09 April 2019 Consultancy.uk

The UK continues to have a historically low unemployment rate, resulting in a tightening employment market and demand for recruitment services. The industry topped £12.3 billion last year, while valuations continued to rachet up. There were were 32 firm acquisitions in the recruitment services space last year, up significantly on the previous five-year average.

Labour markets globally are tightening, particularly in developed economies. At the same time, access to top talent is becoming increasingly difficult to source, as demand for that talent continues to rise. Higher demand has been one of the key drivers for acquisitions in the space. New analysis of the recruitment M&A market, from consultancy firm BDO, looks at current trends and future projections for activity in the segment.

The UK employment rate has grown considerably over the past decade, with the number of NEET decreasing, more women joining the workforce, and older people continuing to work, among other trends. Participation rates hit more than 75% in 2018, up from around 73% in 2014. The unemployment rate dropped to 4.1% last year, the lowest level in more than 40 years.

UK Recruitment Market

 

The recruitment industry has enjoyed strong growth over the same period, with revenues increasing from around £8 billion in 2014 to £12.3 billion last year. However, the growth rate for the industry is expected to stall for the coming years – the firm is projecting annual growth of 0.1% to 2024. The stall reflects deep seated uncertainties stemming from the future of the UK, from migration to internal employment in an increasingly uncertain future.

According to the firm’s analysis of market trends for UK listed FTSE recruitment companies, their performance over 2018 outperformed the wider FTSE market by a significant market during some months – the end-of-year uncertainty hit both recruitment and non-recruitment firms with relatively equal strength. The drop partly reflects market sentiment about the future of the UK.

FTSE Listed Recruitment Firms Average EV/EBITDA Multiple

 

The study also considered the multiples growth, average EV/EBITDA multiples, over the past year – which has shown considerable ups and downs. The yearly average multiple of 10.4x was above that of 2017’s 9.9x – although a 26% drop at the end of the year was significant. The drop was tied to the relative volatility in macroeconomic conditions affecting the globe, though another major contributing factor has been Brexit and political instability.

Global M&A

The global recruitment M&A market was particularly active in the UK, with 32 deals last year – a five-year high, and well above the 17 recorded for second-place US. Deal activity in the UK was focused on expertise and capacity in industrial and technical sectors, reflecting skills shortages in those segments. The US was largely focused on healthcare-related M&A, representing 25% of their market.

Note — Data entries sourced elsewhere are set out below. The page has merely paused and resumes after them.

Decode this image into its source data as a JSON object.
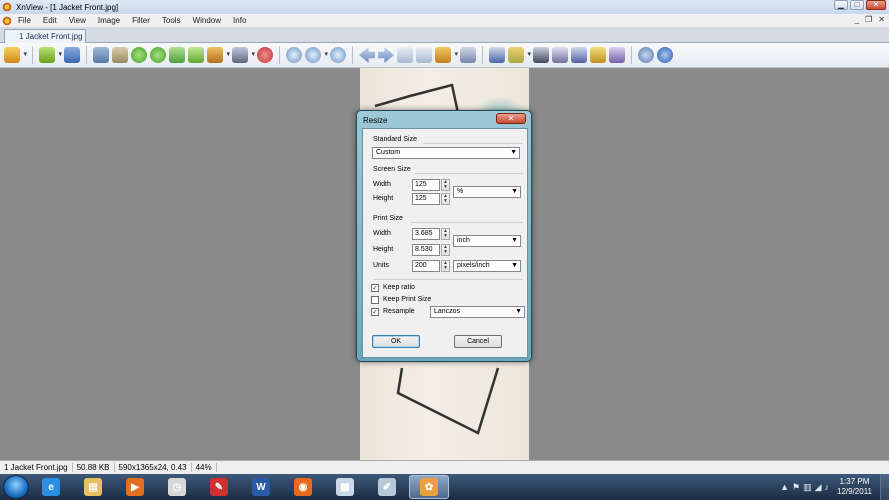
{
  "window": {
    "title": "XnView - [1 Jacket Front.jpg]",
    "controls": {
      "minimize": "▁",
      "maximize": "□",
      "close": "✕"
    }
  },
  "menu": {
    "items": [
      "File",
      "Edit",
      "View",
      "Image",
      "Filter",
      "Tools",
      "Window",
      "Info"
    ],
    "controls": {
      "minimize": "_",
      "restore": "❐",
      "close": "✕"
    }
  },
  "tab": {
    "label": "1 Jacket Front.jpg"
  },
  "toolbar": {
    "icons": [
      "browser-icon",
      "open-folder-icon",
      "save-icon",
      "undo-icon",
      "crop-icon",
      "rotate-left-icon",
      "rotate-right-icon",
      "copy-icon",
      "paste-icon",
      "adjust-icon",
      "effects-icon",
      "filter-icon",
      "zoom-in-icon",
      "zoom-icon",
      "zoom-out-icon",
      "previous-icon",
      "next-icon",
      "first-icon",
      "last-icon",
      "slideshow-icon",
      "fullscreen-icon",
      "fit-icon",
      "export-icon",
      "find-icon",
      "print-icon",
      "scan-icon",
      "wallpaper-icon",
      "capture-icon",
      "settings-icon",
      "info-icon"
    ]
  },
  "status": {
    "filename": "1 Jacket Front.jpg",
    "filesize": "50.88 KB",
    "dimensions": "590x1365x24, 0.43",
    "zoom": "44%"
  },
  "taskbar": {
    "apps": [
      {
        "name": "internet-explorer-icon",
        "glyph": "e",
        "color": "#2a8fe0"
      },
      {
        "name": "file-explorer-icon",
        "glyph": "▤",
        "color": "#e8c060"
      },
      {
        "name": "media-player-icon",
        "glyph": "▶",
        "color": "#e07020"
      },
      {
        "name": "clock-app-icon",
        "glyph": "◷",
        "color": "#d8d8d8"
      },
      {
        "name": "pin-app-icon",
        "glyph": "✎",
        "color": "#d03030"
      },
      {
        "name": "word-icon",
        "glyph": "W",
        "color": "#2a5aa8"
      },
      {
        "name": "firefox-icon",
        "glyph": "◉",
        "color": "#e86a20"
      },
      {
        "name": "document-app-icon",
        "glyph": "▦",
        "color": "#c8d8e8"
      },
      {
        "name": "paint-icon",
        "glyph": "✐",
        "color": "#b8c8d8"
      },
      {
        "name": "xnview-icon",
        "glyph": "✿",
        "color": "#e8a040"
      }
    ],
    "active_index": 9,
    "tray_icons": [
      "▲",
      "⚑",
      "▥",
      "◢",
      "♪"
    ],
    "time": "1:37 PM",
    "date": "12/9/2011"
  },
  "dialog": {
    "title": "Resize",
    "close": "✕",
    "standard_size_label": "Standard Size",
    "standard_size_value": "Custom",
    "screen_size_label": "Screen Size",
    "screen_width_label": "Width",
    "screen_width_value": "125",
    "screen_height_label": "Height",
    "screen_height_value": "125",
    "screen_unit": "%",
    "print_size_label": "Print Size",
    "print_width_label": "Width",
    "print_width_value": "3.685",
    "print_height_label": "Height",
    "print_height_value": "8.530",
    "print_unit": "inch",
    "units_label": "Units",
    "units_value": "200",
    "units_unit": "pixels/inch",
    "keep_ratio_label": "Keep ratio",
    "keep_ratio_checked": true,
    "keep_print_size_label": "Keep Print Size",
    "keep_print_size_checked": false,
    "resample_label": "Resample",
    "resample_checked": true,
    "resample_method": "Lanczos",
    "ok_label": "OK",
    "cancel_label": "Cancel"
  }
}
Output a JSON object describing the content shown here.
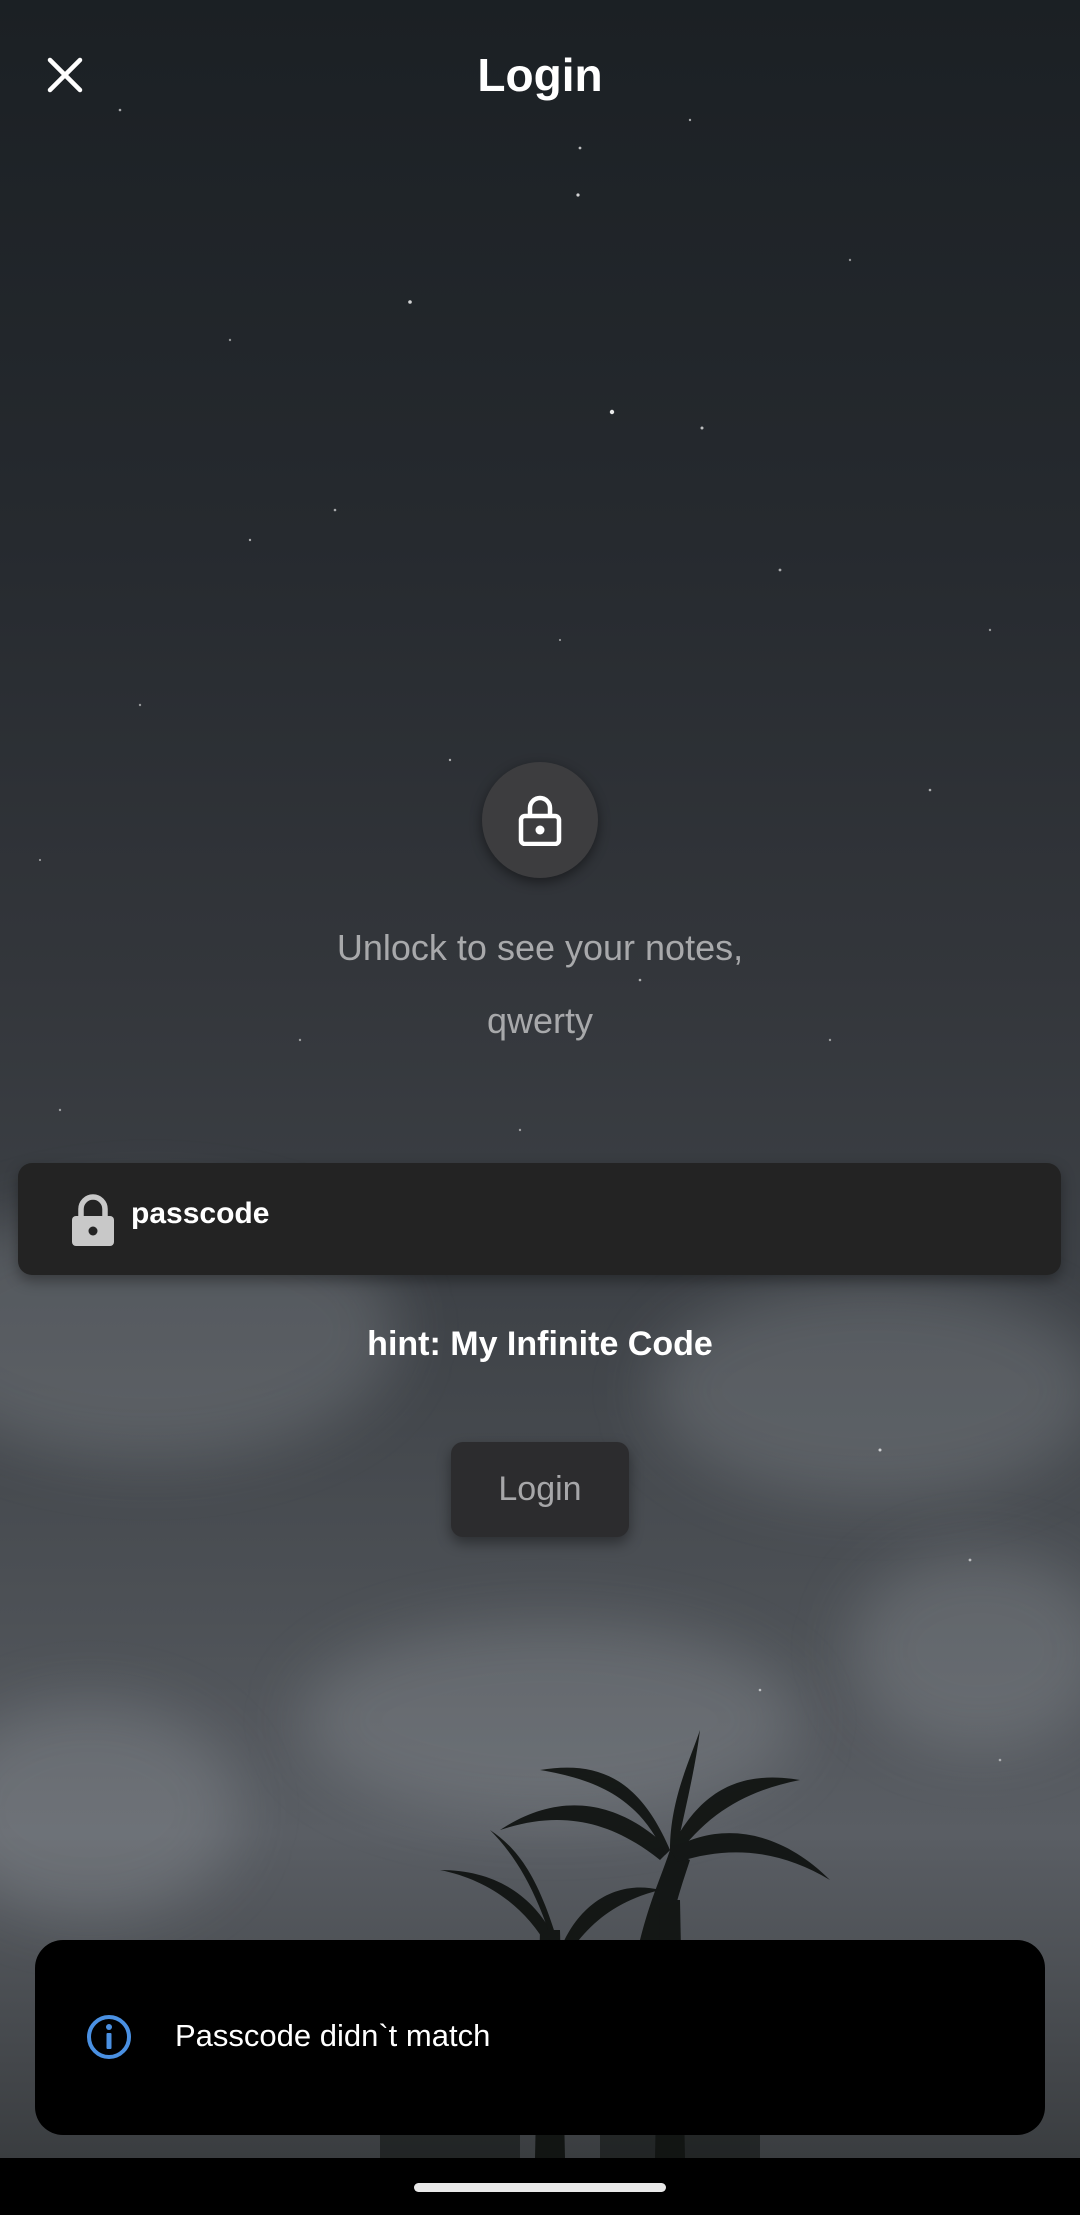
{
  "header": {
    "title": "Login",
    "close_icon": "close-icon"
  },
  "lock_badge": {
    "icon": "lock-icon"
  },
  "unlock_message": {
    "line1": "Unlock to see your notes,",
    "line2": "qwerty"
  },
  "passcode_field": {
    "value": "passcode",
    "icon": "lock-icon"
  },
  "hint": {
    "text": "hint: My Infinite Code"
  },
  "login_button": {
    "label": "Login"
  },
  "snackbar": {
    "icon": "info-icon",
    "message": "Passcode didn`t match"
  },
  "colors": {
    "snackbar_bg": "#000000",
    "info_icon": "#4a90e2",
    "input_bg": "#232323",
    "button_bg": "#2c2c2e"
  }
}
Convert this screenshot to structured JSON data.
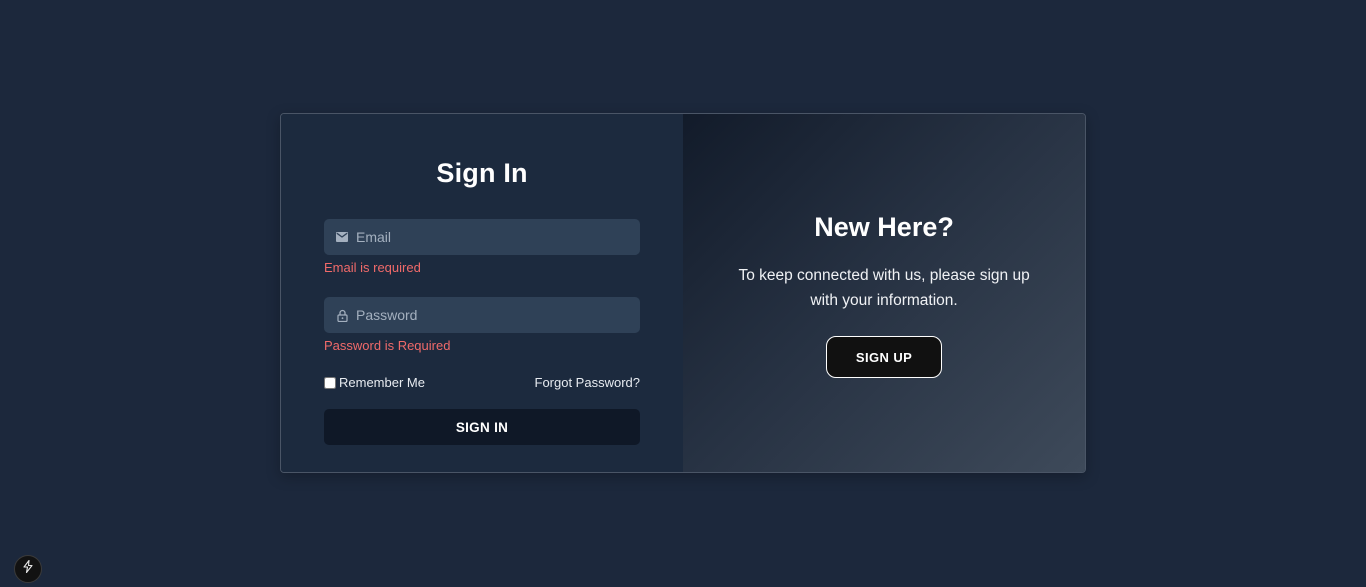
{
  "signin": {
    "title": "Sign In",
    "email": {
      "placeholder": "Email",
      "value": "",
      "icon": "mail-icon",
      "error": "Email is required"
    },
    "password": {
      "placeholder": "Password",
      "value": "",
      "icon": "lock-icon",
      "error": "Password is Required"
    },
    "remember_label": "Remember Me",
    "remember_checked": false,
    "forgot_label": "Forgot Password?",
    "button_label": "SIGN IN"
  },
  "signup_panel": {
    "title": "New Here?",
    "message": "To keep connected with us, please sign up with your information.",
    "button_label": "SIGN UP"
  },
  "corner_badge": {
    "icon": "lightning-icon"
  },
  "colors": {
    "page_bg": "#1c283c",
    "panel_bg": "#1c2a3e",
    "input_bg": "#2f4157",
    "error": "#f06a6a",
    "button_dark": "#0f1827"
  }
}
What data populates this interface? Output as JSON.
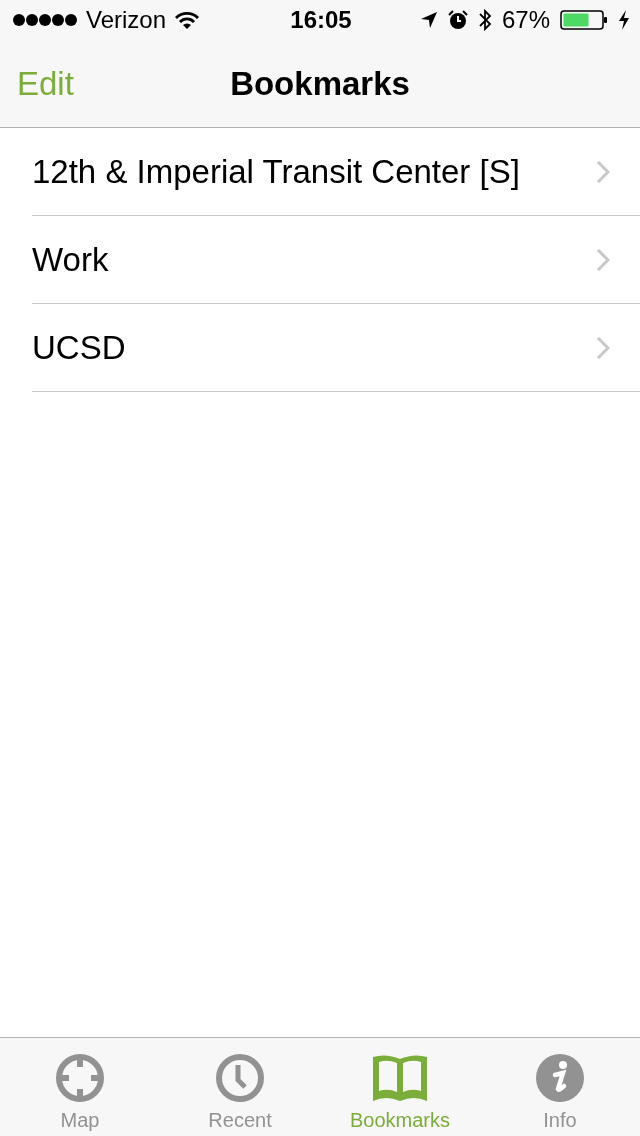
{
  "status_bar": {
    "carrier": "Verizon",
    "time": "16:05",
    "battery": "67%"
  },
  "nav_bar": {
    "edit": "Edit",
    "title": "Bookmarks"
  },
  "bookmarks": [
    {
      "label": "12th & Imperial Transit Center [S]"
    },
    {
      "label": "Work"
    },
    {
      "label": "UCSD"
    }
  ],
  "tab_bar": [
    {
      "kind": "map",
      "label": "Map",
      "selected": false
    },
    {
      "kind": "recent",
      "label": "Recent",
      "selected": false
    },
    {
      "kind": "bookmarks",
      "label": "Bookmarks",
      "selected": true
    },
    {
      "kind": "info",
      "label": "Info",
      "selected": false
    }
  ]
}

Overall, of the 92 deals in 2018 (a 21% drop on 2017) generalist firms were the most in demand, at 25% of the total, followed by education at 14% and engineering & construction at 13%. Software saw relatively low demand, at 2%.Investment into the UK by country

In terms of investments made into the UK, domestic investment continues to be the most dominant, accounting for 24 deals. Japan made three deals, although Brexit is seeing the country become increasingly nervous about investment. The US accounted for two deals. The longer-term trend shows that domestic investment is up on 2017, hitting the highest level in five years, while the US has reduced its M&A investment into the UK.

Commenting on the results, the firm noted, “The latest report shows the recruitment sector remains strong and continued to grow through 2018 despite facing many challenges. Notwithstanding the personalised nature of these services, the market continues to evolve, seeing traditional recruitment firms utilising available technology along with new entrants showcasing innovative platforms.”

Related: High UK employment masks troubled economy.